_What you will do:_ Across the entries that follow, how many lines have the word "right" in them? Give only the number.

━━━ Extracted data ━━━

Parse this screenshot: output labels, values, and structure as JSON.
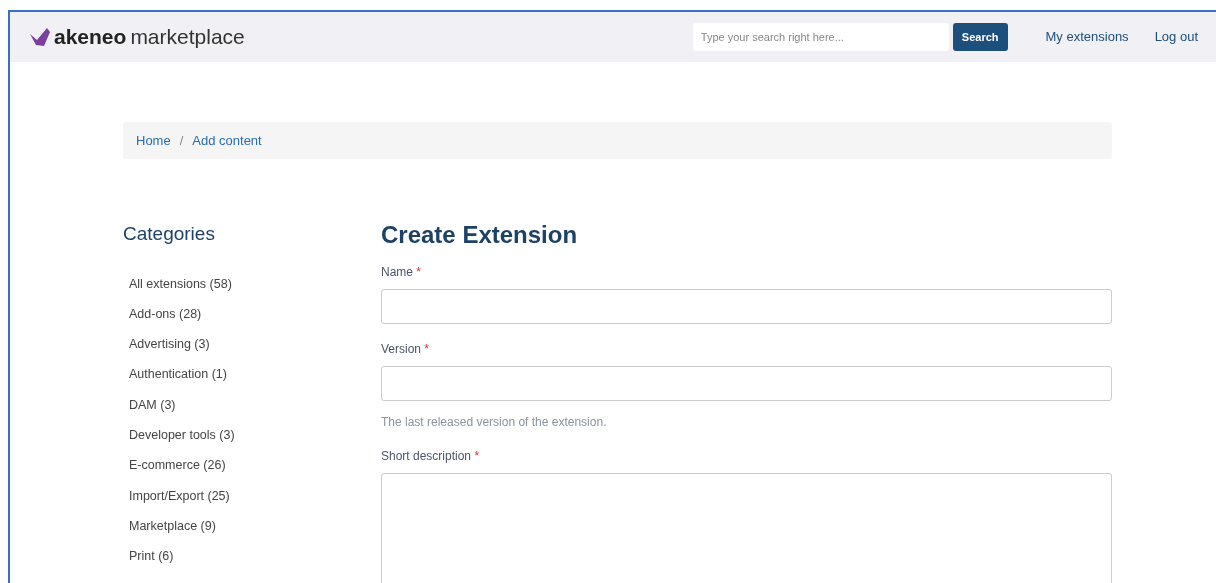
{
  "header": {
    "brand_bold": "akeneo",
    "brand_light": "marketplace",
    "search": {
      "placeholder": "Type your search right here..."
    },
    "search_button": "Search",
    "links": [
      "My extensions",
      "Log out"
    ]
  },
  "breadcrumb": [
    {
      "label": "Home"
    },
    {
      "label": "Add content"
    }
  ],
  "breadcrumb_separator": "/",
  "sidebar": {
    "title": "Categories",
    "items": [
      {
        "label": "All extensions (58)"
      },
      {
        "label": "Add-ons (28)"
      },
      {
        "label": "Advertising (3)"
      },
      {
        "label": "Authentication (1)"
      },
      {
        "label": "DAM (3)"
      },
      {
        "label": "Developer tools (3)"
      },
      {
        "label": "E-commerce (26)"
      },
      {
        "label": "Import/Export (25)"
      },
      {
        "label": "Marketplace (9)"
      },
      {
        "label": "Print (6)"
      }
    ]
  },
  "form": {
    "title": "Create Extension",
    "fields": [
      {
        "label": "Name",
        "required_mark": "*",
        "kind": "text"
      },
      {
        "label": "Version",
        "required_mark": "*",
        "kind": "text",
        "help": "The last released version of the extension."
      },
      {
        "label": "Short description",
        "required_mark": "*",
        "kind": "textarea"
      }
    ]
  }
}
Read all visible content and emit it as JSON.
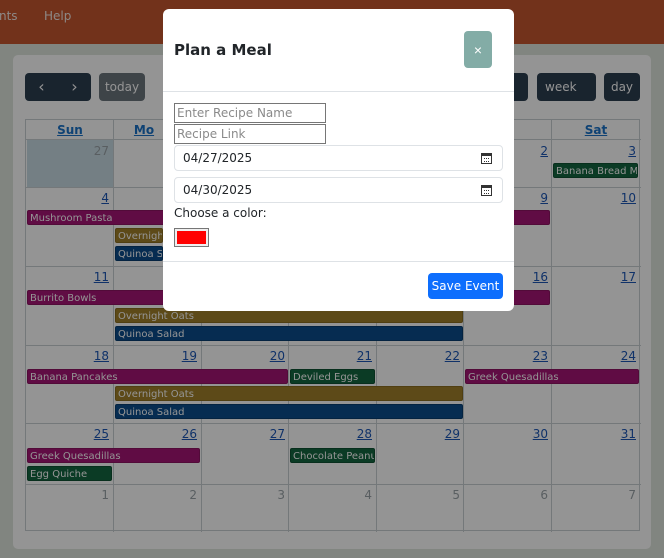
{
  "nav": {
    "items": [
      "nts",
      "Help"
    ]
  },
  "toolbar": {
    "prev_icon": "chevron-left-icon",
    "prev_glyph": "‹",
    "next_icon": "chevron-right-icon",
    "next_glyph": "›",
    "today_label": "today",
    "week_label": "week",
    "day_label": "day"
  },
  "calendar": {
    "day_headers": [
      "Sun",
      "Mo",
      "",
      "",
      "",
      "",
      "Sat"
    ],
    "weeks": [
      {
        "days": [
          "27",
          "",
          "",
          "",
          "",
          "2",
          "3"
        ],
        "other_month": [
          true,
          false,
          false,
          false,
          false,
          false,
          false
        ]
      },
      {
        "days": [
          "4",
          "",
          "",
          "",
          "",
          "9",
          "10"
        ],
        "other_month": [
          false,
          false,
          false,
          false,
          false,
          false,
          false
        ]
      },
      {
        "days": [
          "11",
          "",
          "",
          "",
          "",
          "16",
          "17"
        ],
        "other_month": [
          false,
          false,
          false,
          false,
          false,
          false,
          false
        ]
      },
      {
        "days": [
          "18",
          "19",
          "20",
          "21",
          "22",
          "23",
          "24"
        ],
        "other_month": [
          false,
          false,
          false,
          false,
          false,
          false,
          false
        ]
      },
      {
        "days": [
          "25",
          "26",
          "27",
          "28",
          "29",
          "30",
          "31"
        ],
        "other_month": [
          false,
          false,
          false,
          false,
          false,
          false,
          false
        ]
      },
      {
        "days": [
          "1",
          "2",
          "3",
          "4",
          "5",
          "6",
          "7"
        ],
        "other_month": [
          true,
          true,
          true,
          true,
          true,
          true,
          true
        ]
      }
    ],
    "events": [
      {
        "title": "Banana Bread Muf",
        "color": "green"
      },
      {
        "title": "Mushroom Pasta",
        "color": "magenta"
      },
      {
        "title": "Overnight Oats",
        "color": "gold"
      },
      {
        "title": "Quinoa Sa",
        "color": "blue"
      },
      {
        "title": "Burrito Bowls",
        "color": "magenta"
      },
      {
        "title": "Overnight Oats",
        "color": "gold"
      },
      {
        "title": "Quinoa Salad",
        "color": "blue"
      },
      {
        "title": "Banana Pancakes",
        "color": "magenta"
      },
      {
        "title": "Deviled Eggs",
        "color": "green"
      },
      {
        "title": "Greek Quesadillas",
        "color": "magenta"
      },
      {
        "title": "Overnight Oats",
        "color": "gold"
      },
      {
        "title": "Quinoa Salad",
        "color": "blue"
      },
      {
        "title": "Greek Quesadillas",
        "color": "magenta"
      },
      {
        "title": "Chocolate Peanut",
        "color": "green"
      },
      {
        "title": "Egg Quiche",
        "color": "green"
      }
    ]
  },
  "modal": {
    "title": "Plan a Meal",
    "close_glyph": "×",
    "recipe_name_placeholder": "Enter Recipe Name",
    "recipe_link_placeholder": "Recipe Link",
    "start_date": "04/27/2025",
    "end_date": "04/30/2025",
    "color_label": "Choose a color:",
    "selected_color": "#ff0000",
    "save_label": "Save Event"
  }
}
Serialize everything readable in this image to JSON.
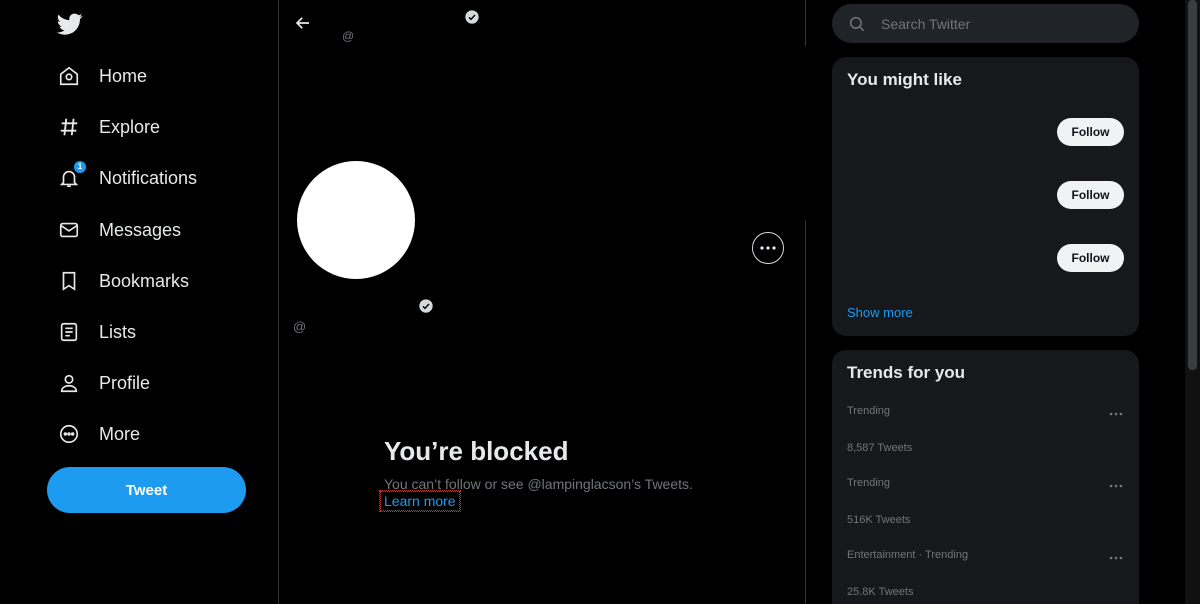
{
  "sidebar": {
    "items": [
      {
        "label": "Home",
        "icon": "home-icon"
      },
      {
        "label": "Explore",
        "icon": "hashtag-icon"
      },
      {
        "label": "Notifications",
        "icon": "bell-icon",
        "badge": "1"
      },
      {
        "label": "Messages",
        "icon": "envelope-icon"
      },
      {
        "label": "Bookmarks",
        "icon": "bookmark-icon"
      },
      {
        "label": "Lists",
        "icon": "list-icon"
      },
      {
        "label": "Profile",
        "icon": "person-icon"
      },
      {
        "label": "More",
        "icon": "more-circle-icon"
      }
    ],
    "tweet_label": "Tweet"
  },
  "profile": {
    "handle_top": "@",
    "handle": "@",
    "blocked_title": "You’re blocked",
    "blocked_desc": "You can’t follow or see @lampinglacson’s Tweets.",
    "learn_more": "Learn more"
  },
  "search": {
    "placeholder": "Search Twitter"
  },
  "might_like": {
    "title": "You might like",
    "follow_labels": [
      "Follow",
      "Follow",
      "Follow"
    ],
    "show_more": "Show more"
  },
  "trends": {
    "title": "Trends for you",
    "items": [
      {
        "meta": "Trending",
        "count": "8,587 Tweets"
      },
      {
        "meta": "Trending",
        "count": "516K Tweets"
      },
      {
        "meta": "Entertainment · Trending",
        "count": "25.8K Tweets"
      }
    ]
  },
  "colors": {
    "accent": "#1d9bf0",
    "background": "#000000",
    "card": "#16181c"
  }
}
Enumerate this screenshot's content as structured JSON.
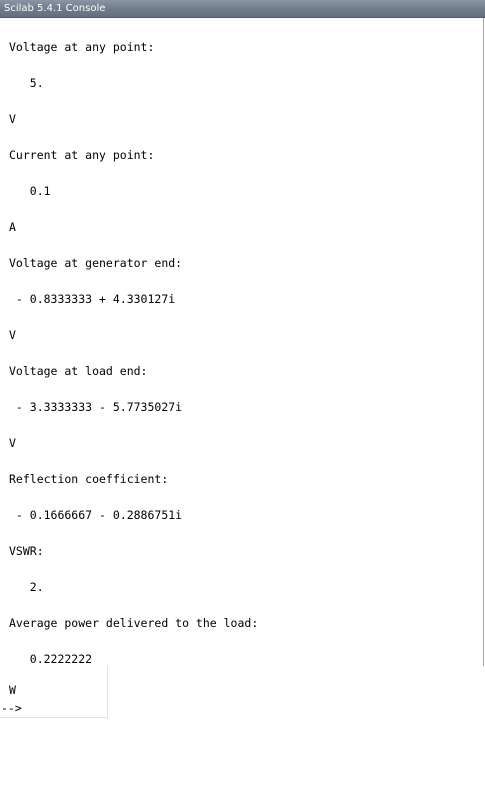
{
  "window": {
    "title": "Scilab 5.4.1 Console"
  },
  "console": {
    "lines": [
      "Voltage at any point:",
      "   5.",
      "V",
      "Current at any point:",
      "   0.1",
      "A",
      "Voltage at generator end:",
      " - 0.8333333 + 4.330127i",
      "V",
      "Voltage at load end:",
      " - 3.3333333 - 5.7735027i",
      "V",
      "Reflection coefficient:",
      " - 0.1666667 - 0.2886751i",
      "VSWR:",
      "   2.",
      "Average power delivered to the load:",
      "   0.2222222"
    ],
    "last_unit": "W",
    "prompt": "-->"
  }
}
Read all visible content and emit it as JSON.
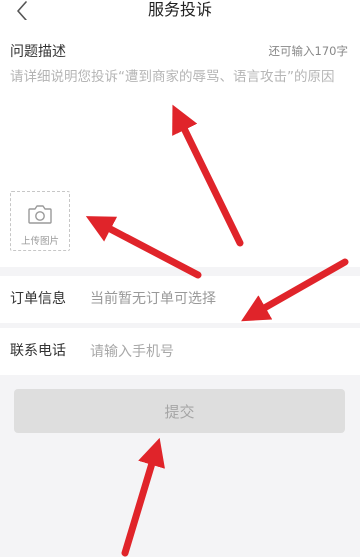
{
  "navbar": {
    "title": "服务投诉",
    "back_icon": "chevron-left-icon"
  },
  "description": {
    "label": "问题描述",
    "counter": "还可输入170字",
    "placeholder": "请详细说明您投诉“遭到商家的辱骂、语言攻击”的原因",
    "value": ""
  },
  "upload": {
    "icon": "camera-icon",
    "label": "上传图片"
  },
  "order": {
    "label": "订单信息",
    "value": "当前暂无订单可选择"
  },
  "phone": {
    "label": "联系电话",
    "placeholder": "请输入手机号",
    "value": ""
  },
  "submit": {
    "label": "提交",
    "disabled": true
  },
  "colors": {
    "background": "#f4f4f6",
    "card": "#ffffff",
    "annotation_arrow": "#e0242a",
    "button_disabled": "#dedede",
    "button_text_disabled": "#a6a6a6"
  }
}
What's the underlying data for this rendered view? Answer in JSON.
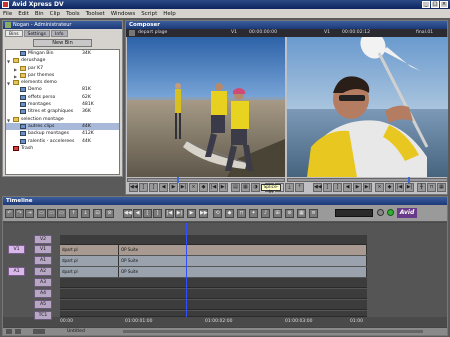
{
  "app": {
    "title": "Avid Xpress DV",
    "accent": "#1c3a78"
  },
  "menu": [
    "File",
    "Edit",
    "Bin",
    "Clip",
    "Tools",
    "Toolset",
    "Windows",
    "Script",
    "Help"
  ],
  "bin": {
    "title": "Nogan - Administrateur",
    "tabs": [
      "Bins",
      "Settings",
      "Info"
    ],
    "new_bin_label": "New Bin",
    "rows": [
      {
        "name": "Mingan Bin",
        "size": "34K",
        "level": 1,
        "kind": "bin"
      },
      {
        "name": "derushage",
        "size": "",
        "level": 0,
        "kind": "folder"
      },
      {
        "name": "par K7",
        "size": "",
        "level": 1,
        "kind": "folder"
      },
      {
        "name": "par themes",
        "size": "",
        "level": 1,
        "kind": "folder"
      },
      {
        "name": "elements demo",
        "size": "",
        "level": 0,
        "kind": "folder"
      },
      {
        "name": "Demo",
        "size": "81K",
        "level": 1,
        "kind": "bin"
      },
      {
        "name": "effets perso",
        "size": "62K",
        "level": 1,
        "kind": "bin"
      },
      {
        "name": "montages",
        "size": "481K",
        "level": 1,
        "kind": "bin"
      },
      {
        "name": "titres et graphiques",
        "size": "36K",
        "level": 1,
        "kind": "bin"
      },
      {
        "name": "selection montage",
        "size": "",
        "level": 0,
        "kind": "folder"
      },
      {
        "name": "autres clips",
        "size": "44K",
        "level": 1,
        "kind": "bin",
        "selected": true
      },
      {
        "name": "backup montages",
        "size": "412K",
        "level": 1,
        "kind": "bin"
      },
      {
        "name": "ralentis - accelerees",
        "size": "44K",
        "level": 1,
        "kind": "bin"
      },
      {
        "name": "Trash",
        "size": "",
        "level": 0,
        "kind": "trash"
      }
    ]
  },
  "composer": {
    "title": "Composer",
    "source_name": "depart plage",
    "source_track": "V1",
    "source_tc": "00:00:00:00",
    "record_track": "V1",
    "record_tc": "00:00:02:12",
    "record_name": "final.01",
    "tooltip": "Splice-in"
  },
  "timeline": {
    "title": "Timeline",
    "brand": "Avid",
    "tracks": [
      "V2",
      "V1",
      "A1",
      "A2",
      "A3",
      "A4",
      "A5",
      "TC1"
    ],
    "source_tracks": [
      "V1",
      "A1"
    ],
    "clips": {
      "V1": [
        "dpart pl",
        "OP Suite"
      ],
      "A1": [
        "dpart pl",
        "OP Suite"
      ],
      "A2": [
        "dpart pl",
        "OP Suite"
      ]
    },
    "ruler": [
      "00:00",
      "01:00:01:00",
      "01:00:02:00",
      "01:00:03:00",
      "01:00"
    ],
    "status": "Untitled"
  }
}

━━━

_Reply:_ 2